Christmas and New Year have been very quiet in the village, as usual the decorations were up all around the village, though done in a very discreet, non-commercial sort of way, which was nice. Sadly, one of our excursions out on Hogmanay was cancelled at the last minute so we just quietly celebrated by ourselves in the house, which again was quite nice. We have not been very busy over the last month (apart from myself having my nose in computer manuals) but this has been a bonus, as I need to get myself up to speed on the new technology so that I can explain it all to our students for the coming year. I hope.
Despite the warmth in the house, and of course, the loving atmosphere, Fifi decided one night to go and explore the village. Shooting out the back door one of the colder nights, obviously fed up with our sedentary lives, she decided that it was time for a big expedition - at 5 months old who could blame her. However, she didn't return that night nor the whole day following. We, of course, mounted a search and rescue mission throughout the village but no trace of her anywhere. Saddened and thinking the worst - run over by a car? caught by a fox? we went to bed that night rather disturbed that we might have lost her. At 3 am we were woken up by this loud purring on our pillows and there she was as though nothing had happened. She just wanted lots of food and then proceeded to wash furiously. Everyone that we have told this to have said, and I thought this myself, that maybe little kittens will be forthcoming? Perhaps I am really getting old and cynical-back to the rocking chair. The next step that I see is the acquisition of a pipe and some slippers. Surely not, I am far too young! Computers or cats - I am not sure which is the most exasperating.

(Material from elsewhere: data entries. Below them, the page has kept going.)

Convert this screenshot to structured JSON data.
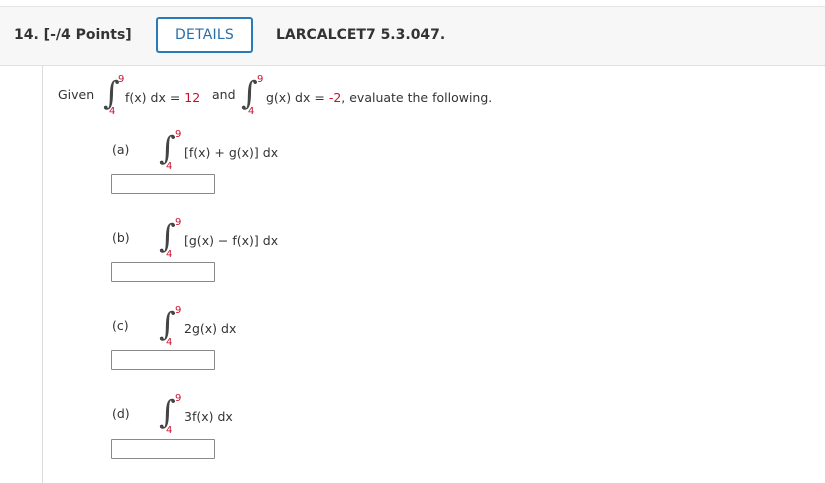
{
  "header": {
    "question_number": "14.  [-/4 Points]",
    "details_button": "DETAILS",
    "course_code": "LARCALCET7 5.3.047."
  },
  "problem": {
    "given_word": "Given",
    "int1": {
      "upper": "9",
      "lower": "4",
      "integrand": "f(x) dx = ",
      "value": "12"
    },
    "and_word": "and",
    "int2": {
      "upper": "9",
      "lower": "4",
      "integrand": "g(x) dx = ",
      "value": "-2"
    },
    "tail": ", evaluate the following."
  },
  "parts": [
    {
      "label": "(a)",
      "upper": "9",
      "lower": "4",
      "expr": "[f(x) + g(x)] dx",
      "answer": ""
    },
    {
      "label": "(b)",
      "upper": "9",
      "lower": "4",
      "expr": "[g(x) − f(x)] dx",
      "answer": ""
    },
    {
      "label": "(c)",
      "upper": "9",
      "lower": "4",
      "expr": "2g(x) dx",
      "answer": ""
    },
    {
      "label": "(d)",
      "upper": "9",
      "lower": "4",
      "expr": "3f(x) dx",
      "answer": ""
    }
  ]
}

In between all this Fiona has been asked to set up a Contemporary Dance company, which, surprisingly, would be the first in The Dordogne, and I am still working on a proposed contract for video training in Iraq. This is taking a long time; I think that this is due to complexities of the American management of the situation in Iraq, the more that I have delved into all this, the more confused it seems to be. All a far cry from the little village of Salignac that continues in its own little sleepy way. I know that many of the locals are mystified when they pass our door and see me slaving over a hot keyboard but, at least, they are too polite to ask or question. To compound the mystery several different cars have been seen parked outside our door recently. Nothing sinister in that as it has just been some new friends that we have made coming to visit us but I am sure that some tongues are wagging somewhere! Not that we have heard anything in the Caf? - they are all still welcoming as usual and it is good to go there to socialise and get out of the rut of being in the house. That's true for me especially, Fiona still has a couple of weekly classes to do whilst my nose is firmly stuck in front of screens and trying to drum up business for the coming year. January, I suppose everywhere, is such a low month with everyone recovering from the 'Festive' season and it always seems slow to get started. Having said that, there are lots of things happening in Salignac, we even have a new funeral parlour just up the road in a renovated mediaeval merchants house. A wee shade too close for comfort for me though! Also an hotel that used to belong to an Englishman (I believe that he became a little too fond of the wine) is being converted into studio apartments over the next few months, one of the local garages has closed - sadly for me as I preferred it to the other one but thankfully my car has not needed their services recently - touch wood! Almost all the derelict houses in the village have now been, or are undergoing, renovation; a new hand-made jewellery boutique has opened in the square and a central heating, plumbing business has been established on the main road. All a big difference since we came here some four years ago when Salignac was looking rather forlorn. I like to think that Fiona and I as The Salignac Foundation have made our little contribution to village life as well. Must go and light my pipe, put another log on the fire, pour a glass of wine and sit in the rocking chair?????.
Rural France. I love it!
Barry Paton ? Jan 2004